This past week marks a year since the animated series Star Wars Rebels finished its four-season run. Set between the events of Star Wars: Revenge of the Sith and Star Wars: A New Hope, the CGI show delved into a largely unexplored period of the franchise's history. But, more than that, it carried the iconic space opera franchise during its most visible time of transition while continuing to expand its mythos in interesting new directions, all while directly connecting the prequel trilogy to the original trilogy.
Premiering on Oct. 3, 2014 on the Disney Channel, Star Wars Rebels was the first major addition to the franchise since Disney's purchase of Lucasfilm in 2012. While principal photography was well underway on Star Wars: The Force Awakens at the time, the first trailer had yet to be released and the title remained under wraps to the general public, not unlike the current marketing strategy employed by Lucasfilm for Episode IX.
Several eagerly anticipated video game titles had been canceled and Star Wars: The Clone Wars similarly ended in the middle of its Season 6 production to help smooth the acquisition.

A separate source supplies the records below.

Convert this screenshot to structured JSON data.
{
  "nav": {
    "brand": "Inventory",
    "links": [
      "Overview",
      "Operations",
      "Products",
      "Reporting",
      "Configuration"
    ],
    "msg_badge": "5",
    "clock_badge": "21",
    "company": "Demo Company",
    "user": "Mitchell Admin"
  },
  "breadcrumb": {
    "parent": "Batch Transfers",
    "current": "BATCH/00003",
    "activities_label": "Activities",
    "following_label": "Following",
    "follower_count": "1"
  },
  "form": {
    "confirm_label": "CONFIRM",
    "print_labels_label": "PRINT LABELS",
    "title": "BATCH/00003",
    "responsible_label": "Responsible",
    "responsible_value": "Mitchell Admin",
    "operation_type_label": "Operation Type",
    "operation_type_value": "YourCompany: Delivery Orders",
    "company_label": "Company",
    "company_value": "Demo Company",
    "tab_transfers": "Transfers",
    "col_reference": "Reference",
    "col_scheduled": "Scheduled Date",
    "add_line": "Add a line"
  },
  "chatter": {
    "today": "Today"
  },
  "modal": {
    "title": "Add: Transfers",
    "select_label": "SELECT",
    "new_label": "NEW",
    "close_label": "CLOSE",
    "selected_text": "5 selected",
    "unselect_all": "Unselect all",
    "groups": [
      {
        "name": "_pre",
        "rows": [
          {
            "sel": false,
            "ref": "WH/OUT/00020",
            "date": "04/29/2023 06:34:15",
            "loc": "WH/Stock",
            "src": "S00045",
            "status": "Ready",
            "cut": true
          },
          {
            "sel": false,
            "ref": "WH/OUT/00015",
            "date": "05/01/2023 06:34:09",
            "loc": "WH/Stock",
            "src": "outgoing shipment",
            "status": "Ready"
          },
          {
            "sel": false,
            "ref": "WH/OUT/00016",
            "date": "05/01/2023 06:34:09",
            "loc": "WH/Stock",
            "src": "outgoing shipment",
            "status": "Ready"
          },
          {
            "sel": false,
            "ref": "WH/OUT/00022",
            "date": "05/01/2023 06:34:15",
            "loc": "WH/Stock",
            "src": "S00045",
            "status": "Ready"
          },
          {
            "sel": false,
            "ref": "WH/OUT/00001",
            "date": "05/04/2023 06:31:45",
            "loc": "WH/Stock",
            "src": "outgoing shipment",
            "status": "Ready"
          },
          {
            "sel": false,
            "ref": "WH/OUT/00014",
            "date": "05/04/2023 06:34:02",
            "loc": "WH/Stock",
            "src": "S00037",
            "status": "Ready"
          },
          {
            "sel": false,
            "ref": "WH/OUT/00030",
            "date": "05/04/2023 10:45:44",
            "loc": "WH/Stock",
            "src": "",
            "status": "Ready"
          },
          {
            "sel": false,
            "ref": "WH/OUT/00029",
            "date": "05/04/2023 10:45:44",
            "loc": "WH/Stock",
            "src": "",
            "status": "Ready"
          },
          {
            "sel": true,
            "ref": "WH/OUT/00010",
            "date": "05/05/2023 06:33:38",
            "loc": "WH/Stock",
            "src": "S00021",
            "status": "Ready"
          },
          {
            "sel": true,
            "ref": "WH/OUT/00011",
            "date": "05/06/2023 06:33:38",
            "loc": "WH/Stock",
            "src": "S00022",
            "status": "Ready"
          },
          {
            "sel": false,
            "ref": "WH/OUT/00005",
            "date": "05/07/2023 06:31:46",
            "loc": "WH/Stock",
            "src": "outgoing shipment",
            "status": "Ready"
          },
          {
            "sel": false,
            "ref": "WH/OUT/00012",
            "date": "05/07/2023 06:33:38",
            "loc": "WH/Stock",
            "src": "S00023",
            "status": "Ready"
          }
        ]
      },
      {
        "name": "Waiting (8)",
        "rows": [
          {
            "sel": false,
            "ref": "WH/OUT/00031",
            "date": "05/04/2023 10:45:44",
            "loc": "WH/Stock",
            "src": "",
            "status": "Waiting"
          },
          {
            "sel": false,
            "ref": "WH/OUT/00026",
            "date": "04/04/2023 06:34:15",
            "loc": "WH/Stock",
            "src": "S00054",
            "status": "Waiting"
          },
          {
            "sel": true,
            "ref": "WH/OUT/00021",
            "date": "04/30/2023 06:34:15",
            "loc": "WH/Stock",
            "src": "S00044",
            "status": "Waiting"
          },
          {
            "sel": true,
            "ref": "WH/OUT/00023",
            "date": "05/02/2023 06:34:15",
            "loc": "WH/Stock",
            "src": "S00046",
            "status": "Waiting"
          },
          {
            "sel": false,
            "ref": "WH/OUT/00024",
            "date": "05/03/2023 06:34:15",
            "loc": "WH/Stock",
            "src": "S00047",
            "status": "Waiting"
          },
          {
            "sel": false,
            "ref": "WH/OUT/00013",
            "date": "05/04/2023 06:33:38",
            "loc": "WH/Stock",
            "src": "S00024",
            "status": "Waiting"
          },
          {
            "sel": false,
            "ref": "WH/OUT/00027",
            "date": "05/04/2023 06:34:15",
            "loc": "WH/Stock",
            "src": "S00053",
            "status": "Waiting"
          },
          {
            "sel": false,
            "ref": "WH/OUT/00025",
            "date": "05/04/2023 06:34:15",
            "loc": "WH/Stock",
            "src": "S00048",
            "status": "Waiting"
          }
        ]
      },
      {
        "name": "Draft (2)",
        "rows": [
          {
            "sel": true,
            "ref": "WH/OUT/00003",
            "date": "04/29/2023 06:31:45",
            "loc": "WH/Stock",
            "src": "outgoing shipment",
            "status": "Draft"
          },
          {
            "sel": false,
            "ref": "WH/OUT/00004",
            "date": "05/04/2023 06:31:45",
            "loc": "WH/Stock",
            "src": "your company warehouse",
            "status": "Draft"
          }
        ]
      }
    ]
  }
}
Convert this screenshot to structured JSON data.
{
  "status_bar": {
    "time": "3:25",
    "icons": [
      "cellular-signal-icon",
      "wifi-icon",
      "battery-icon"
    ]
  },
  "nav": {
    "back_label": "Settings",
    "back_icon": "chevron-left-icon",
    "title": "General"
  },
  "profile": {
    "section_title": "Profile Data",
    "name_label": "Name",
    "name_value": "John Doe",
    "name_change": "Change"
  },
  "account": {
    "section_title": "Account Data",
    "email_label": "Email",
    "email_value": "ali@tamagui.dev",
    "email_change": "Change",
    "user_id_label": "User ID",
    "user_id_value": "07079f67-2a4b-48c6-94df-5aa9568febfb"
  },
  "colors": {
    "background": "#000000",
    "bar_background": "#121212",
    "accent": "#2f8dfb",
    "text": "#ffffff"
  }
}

And, in perhaps the most controversial move, the decades-old Expanded Universe of franchise content outside of the films and the Clone Wars animated series was discarded to give filmmakers a comparatively blank slate to create without being confined by preexisting stories and characters.
It was an uncertain time for the nearly 40-year-old franchise, no longer guided under the supervision of creator George Lucas. Coupled with the fact that Rebels was following the fan-favorite, award-winning Clone Wars into an era without any canon stories due to the collapse of the Expanded Universe, there was a lot of expectations riding on the animated series.
Fortunately, both audiences and critics alike made the series an unequivocal hit throughout its four-season run, which resulted in a whole hot of award nominations, including three Emmys.
What makes this especially remarkable is that the first season of Rebels featured an entirely new cast of characters, rather than focusing on franchise icons like Anakin Skywalker and Obi-Wan Kenobi, as Clone Wars did. The Clone Wars are a canonically pivotal event in the history of the Star Wars Universe, meaning that characters like Yoda and Count Dooku could naturally appear.
The first season of Rebels, by comparison, focused more on the previously unseen planet of Lothal as new characters, including Force-sensitive scoundrel Ezra Bridges and one-time Padawan Kanan Jarrus, joined the fledgling Rebel Alliance to thwart oppression by the Galactic Empire.